The third chart type that we'll explain for regression tasks is the alpha selection chart which demonstrates how different values of alpha influence model selection during regularization. It shows the impact of regularization on the model. This will work on RegressionCV models of sklearn which are RidgeCV and LassoCV. We can try different alpha values.

We have created a chart by using an object of class AlphaSelection using the same process as previous examples.

In [ ]:
from yellowbrick.regressor import AlphaSelection
from sklearn.linear_model import RidgeCV

viz = AlphaSelection(RidgeCV(),
                     fig=plt.figure(figsize=(7,7))
                    )

viz.fit(X_train_boston, Y_train_boston)
viz.score(X_test_boston, Y_test_boston)
viz.show();

Yellowbrick - Visualize Sklearn's Classification & Regression Metrics in Python

Below we have created the alpha selection chart using the alphas() method of yellowbrick.

In [ ]:
from yellowbrick.regressor.alphas import alphas
from sklearn.linear_model import LassoCV

alphas(LassoCV(),
       X_calif_housing, Y_calif_housing,
       fig=plt.figure(figsize=(7,7))
       );

Yellowbrick - Visualize Sklearn's Classification & Regression Metrics in Python

Cook's Distance

The fourth and last chart type that we'll introduce is the cook's distance chart which displays the importance of individual features on the model. The removal of high influential samples from data might change model coefficients hence performance. Its generally used to detect outliers that can influence the model in a particular direction with the presence of just a few samples.

Below we have created a cook's distance chart using CooksDistance object. We have created it on the Boston housing dataset.

In [ ]:
from yellowbrick.regressor import CooksDistance

viz = CooksDistance(fig=plt.figure(figsize=(9,7)))

viz.fit(X_boston, Y_boston)

viz.show();

Yellowbrick - Visualize Sklearn's Classification & Regression Metrics in Python

Below we have created a cook's distance chart using the cooks_distance() method of yellowbrick.

In [ ]:
from yellowbrick.regressor import cooks_distance

cooks_distance(
    X_calif_housing, Y_calif_housing,
    draw_threshold=True,
    linefmt="C0-", markerfmt=",",
    fig = plt.figure(figsize=(12,7))
);

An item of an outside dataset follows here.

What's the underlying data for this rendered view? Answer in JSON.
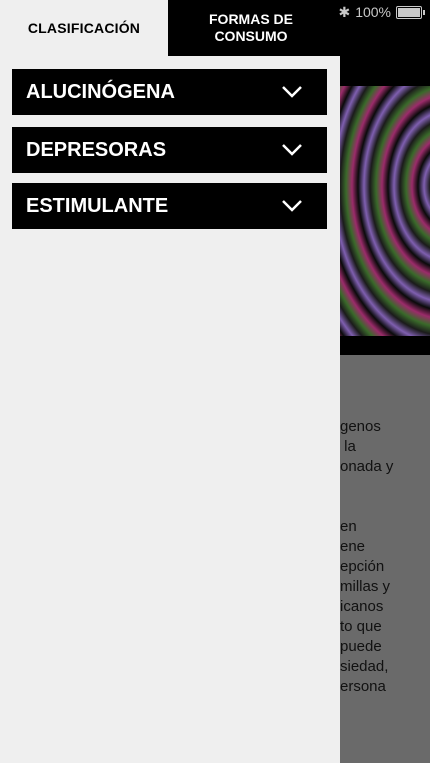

Yellowbrick - Visualize Sklearn's Classification & Regression Metrics in Python



Sunny Solanki  Sunny Solanki